My kids have been begging to go gold panning for a while now. So I told my oldest son to research where we could go to do that, and he presented Marshall State Historic Park to me.  Located in Coloma, it is a 2.5 hour drive from the SF Bay Area. We pulled into a quiet street with a few exhibits displayed on a sunny but cool Saturday morning. The river seemed to flow at a high rate so we made very sure we found a small inlet to pan for gold. We were told by the Visitor Center staff that the gold panning beach area was across the one-lane bridge and downstream. We carefully made our way across and walked a little ways to find a safe spot. The boys took out their pans, but quickly found that our foil pans were no match for the heavy wet sands. We had better luck picking out gold flakes from the sands with our fingers. Perhaps a metal pan would have done a better job. We did not find any nuggets, just flakes, though an insufficient amount to run any at-home tests to ensure it's authenticity. Perhaps a more “lucky” approach to gold finding would be to spend an hour or two panning with the State Historic Park’s staff for $7/person. More information at the Visitor Center or by calling the Park before heading over. Extreme weather cancels. If you plan to gold pan for free on the beach, check with the Visitor Center about river conditions.

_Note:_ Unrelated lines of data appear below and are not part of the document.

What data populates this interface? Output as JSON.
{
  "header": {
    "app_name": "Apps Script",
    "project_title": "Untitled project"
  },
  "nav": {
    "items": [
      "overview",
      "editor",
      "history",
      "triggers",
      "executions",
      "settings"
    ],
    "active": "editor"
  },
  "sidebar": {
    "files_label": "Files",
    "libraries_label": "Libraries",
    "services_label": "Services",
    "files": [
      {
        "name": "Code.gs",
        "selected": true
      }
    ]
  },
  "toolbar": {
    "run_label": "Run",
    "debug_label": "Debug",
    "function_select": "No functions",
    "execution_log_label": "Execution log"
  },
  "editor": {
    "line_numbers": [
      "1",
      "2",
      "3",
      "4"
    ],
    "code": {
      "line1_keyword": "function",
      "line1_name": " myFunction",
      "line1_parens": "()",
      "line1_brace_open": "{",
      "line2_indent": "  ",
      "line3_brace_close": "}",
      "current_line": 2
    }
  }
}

Mount Tamalpais - Dipsea-Matt Davis Loop Trail

We started our walk a little late on this particular February morning. After encountering a few traffic jams and detours, our initial plan of hiking Cataract Falls was not going to come true. First the road to the trailhead was closed off, and the next closest parking spot (Pantoll Ranger Station) was completely full. Heading down Panoramic Highway, we kept our eyes peeled for any parking with a trail close by. After driving 2 hours, we were not going to leave empty handed. After driving down Panoramic Highway for 10 minutes, we found a spot near a large trail. We eagerly grabbed it, not knowing what the trail was. Once stopped, we realized that the trail was DipSea Trail. I had heard about the famous DipSea, and had planned to do it on a different day, but it looks like today was going to be that day!

Bear Gulch Cave-Rim Trail, Pinnacles National Park, Paicines, California

Pinnacles National Park is one half of an ancient volcano that was cut into two by tectonic forces about 20 million years ago. Two thirds of the volcano eventually became Pinnacles National Park while the other side of it became the Neenach Formation almost 200 miles south. Our visit this time had us explore Bear Gulch talus caves. Talus caves are caves formed by boulders and rocks that fall into a narrow canyon. The canyons here are the result of faults and fractures in the central area of volcanic rock. Rock falls that helped form Bear Gulch Caves are believed to have occurred during the last Ice Age.